Using the listing below, work out how many lines contain the word "grid", and respond with that number alone.
--- RECORDS FOR PROCESSING Enclosed Below ---
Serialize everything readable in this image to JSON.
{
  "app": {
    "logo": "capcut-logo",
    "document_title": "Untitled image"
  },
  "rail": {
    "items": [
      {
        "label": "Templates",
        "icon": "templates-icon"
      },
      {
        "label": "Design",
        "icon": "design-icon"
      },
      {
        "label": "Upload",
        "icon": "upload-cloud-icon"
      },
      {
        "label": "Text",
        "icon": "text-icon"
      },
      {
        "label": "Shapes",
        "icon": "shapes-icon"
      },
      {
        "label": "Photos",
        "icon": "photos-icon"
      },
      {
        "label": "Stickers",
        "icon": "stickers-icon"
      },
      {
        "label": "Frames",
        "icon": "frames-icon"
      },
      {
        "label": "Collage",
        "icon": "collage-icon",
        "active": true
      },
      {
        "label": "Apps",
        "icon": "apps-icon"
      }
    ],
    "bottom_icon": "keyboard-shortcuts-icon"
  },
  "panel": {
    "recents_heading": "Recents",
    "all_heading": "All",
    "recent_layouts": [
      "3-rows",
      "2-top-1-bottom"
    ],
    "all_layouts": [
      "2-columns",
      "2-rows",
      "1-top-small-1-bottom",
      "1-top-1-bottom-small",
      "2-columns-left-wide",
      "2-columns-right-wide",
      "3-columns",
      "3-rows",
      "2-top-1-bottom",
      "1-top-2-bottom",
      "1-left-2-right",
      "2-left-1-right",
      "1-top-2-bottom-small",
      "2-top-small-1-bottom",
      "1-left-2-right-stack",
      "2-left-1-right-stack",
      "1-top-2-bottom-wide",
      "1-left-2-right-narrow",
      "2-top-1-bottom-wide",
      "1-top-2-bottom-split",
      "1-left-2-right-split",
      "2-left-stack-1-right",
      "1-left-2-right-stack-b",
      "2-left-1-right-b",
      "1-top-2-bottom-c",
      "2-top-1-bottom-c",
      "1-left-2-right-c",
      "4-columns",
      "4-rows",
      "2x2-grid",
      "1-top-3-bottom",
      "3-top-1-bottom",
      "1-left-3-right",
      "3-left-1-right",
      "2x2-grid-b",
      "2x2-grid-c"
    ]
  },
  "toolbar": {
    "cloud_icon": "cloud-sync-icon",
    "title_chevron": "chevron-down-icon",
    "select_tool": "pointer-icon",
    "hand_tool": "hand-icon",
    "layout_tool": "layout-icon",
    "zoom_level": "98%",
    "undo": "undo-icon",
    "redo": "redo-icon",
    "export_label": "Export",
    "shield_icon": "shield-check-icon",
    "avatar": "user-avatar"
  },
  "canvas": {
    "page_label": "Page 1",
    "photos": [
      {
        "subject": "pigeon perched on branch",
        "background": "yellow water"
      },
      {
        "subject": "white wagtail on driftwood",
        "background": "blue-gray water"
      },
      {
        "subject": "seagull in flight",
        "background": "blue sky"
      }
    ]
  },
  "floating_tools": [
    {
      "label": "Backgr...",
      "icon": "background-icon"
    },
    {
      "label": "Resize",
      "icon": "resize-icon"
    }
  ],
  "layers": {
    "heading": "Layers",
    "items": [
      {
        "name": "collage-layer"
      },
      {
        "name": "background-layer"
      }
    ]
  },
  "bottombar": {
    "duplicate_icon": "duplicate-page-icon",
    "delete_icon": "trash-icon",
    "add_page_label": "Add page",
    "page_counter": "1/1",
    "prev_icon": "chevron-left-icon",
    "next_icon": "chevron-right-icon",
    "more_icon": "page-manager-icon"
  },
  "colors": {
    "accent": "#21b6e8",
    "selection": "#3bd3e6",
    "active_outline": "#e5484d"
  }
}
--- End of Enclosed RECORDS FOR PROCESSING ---
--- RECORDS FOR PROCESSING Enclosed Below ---
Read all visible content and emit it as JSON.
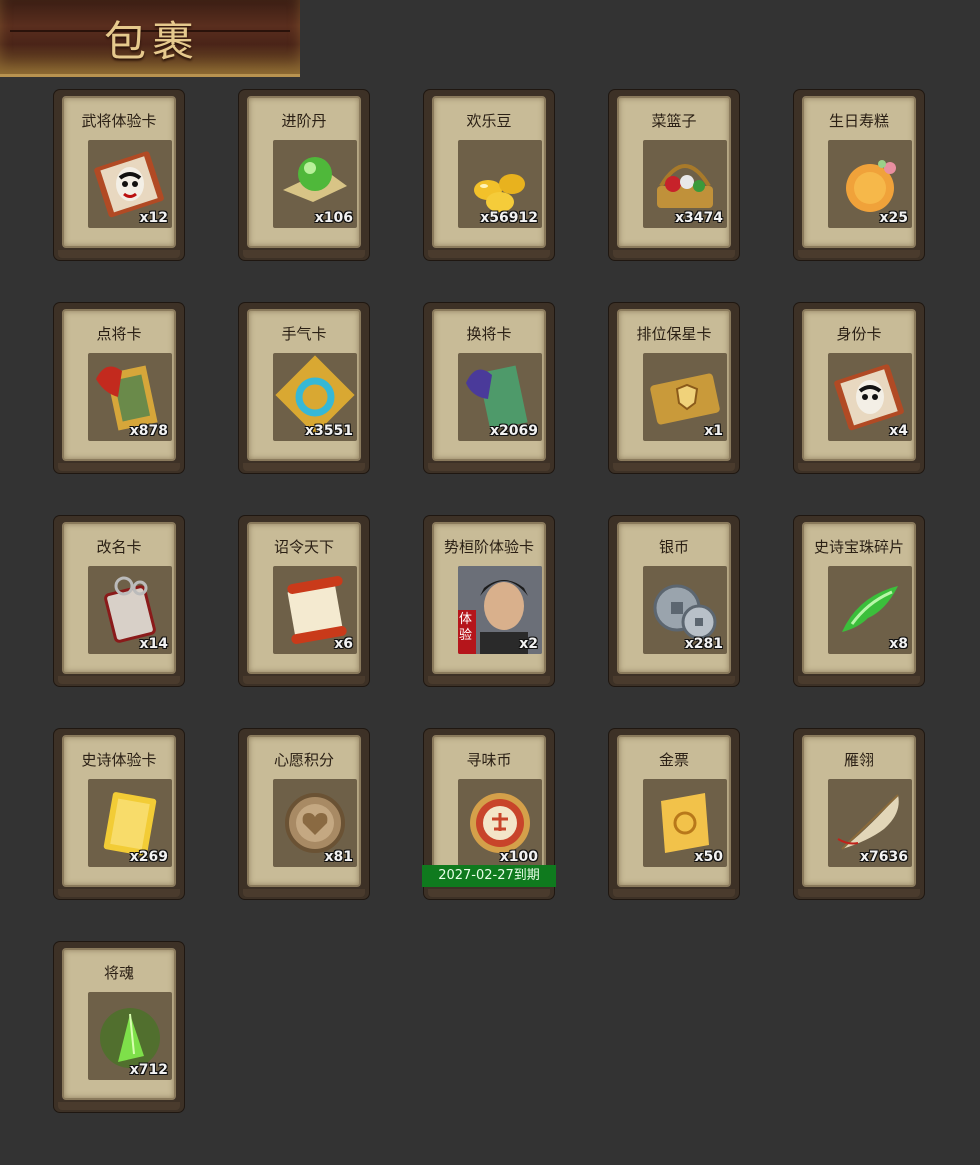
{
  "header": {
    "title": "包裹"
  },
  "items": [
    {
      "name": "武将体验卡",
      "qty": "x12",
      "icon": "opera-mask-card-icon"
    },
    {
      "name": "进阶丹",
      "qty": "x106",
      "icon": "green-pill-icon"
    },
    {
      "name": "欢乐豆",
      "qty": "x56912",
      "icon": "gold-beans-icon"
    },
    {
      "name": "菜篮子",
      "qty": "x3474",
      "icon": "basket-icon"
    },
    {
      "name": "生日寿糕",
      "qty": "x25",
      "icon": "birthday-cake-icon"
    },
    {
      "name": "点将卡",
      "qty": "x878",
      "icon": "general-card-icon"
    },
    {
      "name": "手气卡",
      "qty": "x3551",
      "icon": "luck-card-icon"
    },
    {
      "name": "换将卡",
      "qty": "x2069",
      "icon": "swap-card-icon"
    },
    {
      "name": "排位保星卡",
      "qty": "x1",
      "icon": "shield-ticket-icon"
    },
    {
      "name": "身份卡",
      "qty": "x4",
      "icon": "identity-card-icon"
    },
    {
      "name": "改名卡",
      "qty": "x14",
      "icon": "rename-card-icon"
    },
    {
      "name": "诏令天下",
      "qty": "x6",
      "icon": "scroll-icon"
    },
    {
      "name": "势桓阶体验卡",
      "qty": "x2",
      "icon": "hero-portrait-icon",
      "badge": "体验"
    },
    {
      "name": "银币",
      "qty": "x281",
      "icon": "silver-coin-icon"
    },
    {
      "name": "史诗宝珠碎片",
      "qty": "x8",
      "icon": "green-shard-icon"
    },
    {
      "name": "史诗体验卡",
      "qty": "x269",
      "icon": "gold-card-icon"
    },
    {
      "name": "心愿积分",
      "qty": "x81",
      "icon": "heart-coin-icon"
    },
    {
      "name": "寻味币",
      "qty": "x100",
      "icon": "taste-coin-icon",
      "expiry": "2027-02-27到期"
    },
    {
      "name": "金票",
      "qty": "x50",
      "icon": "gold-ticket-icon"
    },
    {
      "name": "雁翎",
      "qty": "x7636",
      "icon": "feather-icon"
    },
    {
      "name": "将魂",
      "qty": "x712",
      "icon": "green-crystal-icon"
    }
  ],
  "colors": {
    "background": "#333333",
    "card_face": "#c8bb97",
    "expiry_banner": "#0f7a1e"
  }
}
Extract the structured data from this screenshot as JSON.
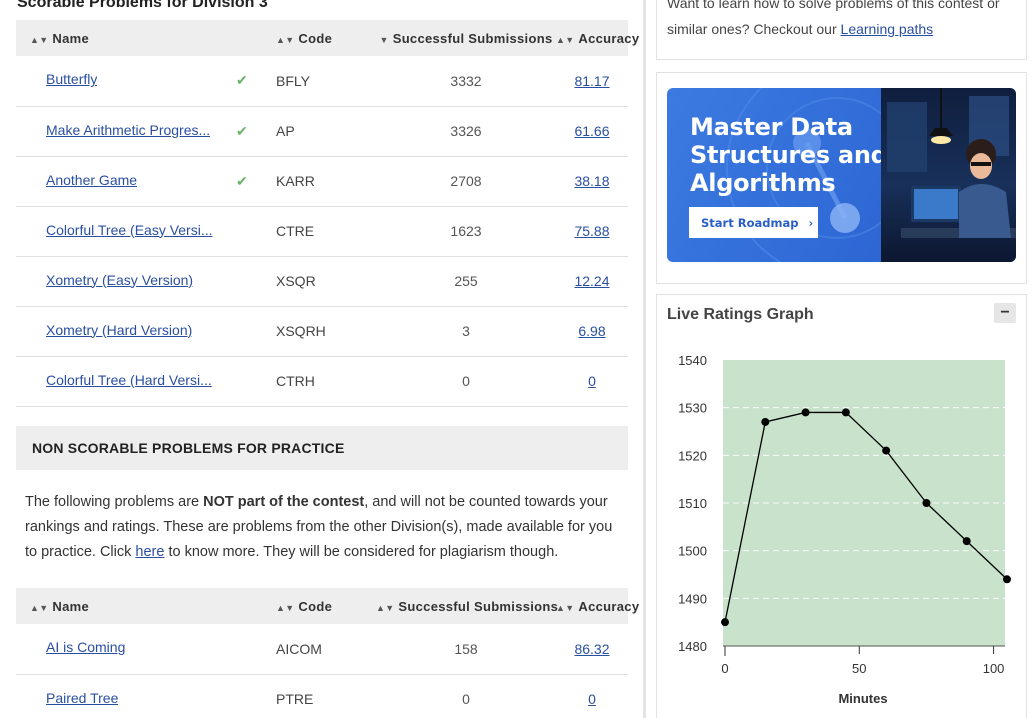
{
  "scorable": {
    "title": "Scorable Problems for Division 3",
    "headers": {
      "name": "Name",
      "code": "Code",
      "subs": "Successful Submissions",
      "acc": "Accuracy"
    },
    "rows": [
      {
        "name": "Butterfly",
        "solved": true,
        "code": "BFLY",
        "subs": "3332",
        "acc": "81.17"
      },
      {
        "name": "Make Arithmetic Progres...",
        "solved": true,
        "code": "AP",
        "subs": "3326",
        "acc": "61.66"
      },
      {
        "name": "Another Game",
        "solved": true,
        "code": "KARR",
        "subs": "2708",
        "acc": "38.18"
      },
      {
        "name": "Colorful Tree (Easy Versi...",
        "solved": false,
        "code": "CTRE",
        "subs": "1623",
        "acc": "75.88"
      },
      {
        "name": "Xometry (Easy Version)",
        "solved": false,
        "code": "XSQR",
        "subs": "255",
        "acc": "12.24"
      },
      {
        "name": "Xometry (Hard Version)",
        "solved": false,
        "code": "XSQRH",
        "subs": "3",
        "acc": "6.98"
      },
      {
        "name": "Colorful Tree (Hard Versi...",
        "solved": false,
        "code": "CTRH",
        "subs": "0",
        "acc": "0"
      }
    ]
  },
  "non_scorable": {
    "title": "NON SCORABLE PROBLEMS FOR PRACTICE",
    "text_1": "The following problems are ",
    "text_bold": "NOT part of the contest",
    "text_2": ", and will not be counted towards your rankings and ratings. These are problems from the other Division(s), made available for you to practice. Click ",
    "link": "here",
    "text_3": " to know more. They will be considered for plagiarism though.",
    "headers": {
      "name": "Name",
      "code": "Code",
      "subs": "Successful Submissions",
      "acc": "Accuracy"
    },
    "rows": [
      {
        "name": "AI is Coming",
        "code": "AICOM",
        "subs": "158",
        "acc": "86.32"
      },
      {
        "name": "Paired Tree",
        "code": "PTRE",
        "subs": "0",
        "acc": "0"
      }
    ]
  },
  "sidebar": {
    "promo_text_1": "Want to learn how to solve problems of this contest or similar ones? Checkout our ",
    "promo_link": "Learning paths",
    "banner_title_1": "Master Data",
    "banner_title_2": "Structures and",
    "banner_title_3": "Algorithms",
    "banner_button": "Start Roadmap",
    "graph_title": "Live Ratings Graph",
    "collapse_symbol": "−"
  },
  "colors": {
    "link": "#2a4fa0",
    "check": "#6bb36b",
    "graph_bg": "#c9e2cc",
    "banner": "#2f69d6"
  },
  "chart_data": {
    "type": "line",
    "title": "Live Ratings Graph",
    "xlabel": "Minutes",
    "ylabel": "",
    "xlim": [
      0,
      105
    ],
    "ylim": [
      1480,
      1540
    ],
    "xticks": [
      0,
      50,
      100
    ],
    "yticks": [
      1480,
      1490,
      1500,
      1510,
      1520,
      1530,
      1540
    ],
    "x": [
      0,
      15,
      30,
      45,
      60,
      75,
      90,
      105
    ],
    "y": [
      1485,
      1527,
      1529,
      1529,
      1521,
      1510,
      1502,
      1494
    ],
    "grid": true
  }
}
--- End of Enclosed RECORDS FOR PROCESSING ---
**ANSWER SECTION**
4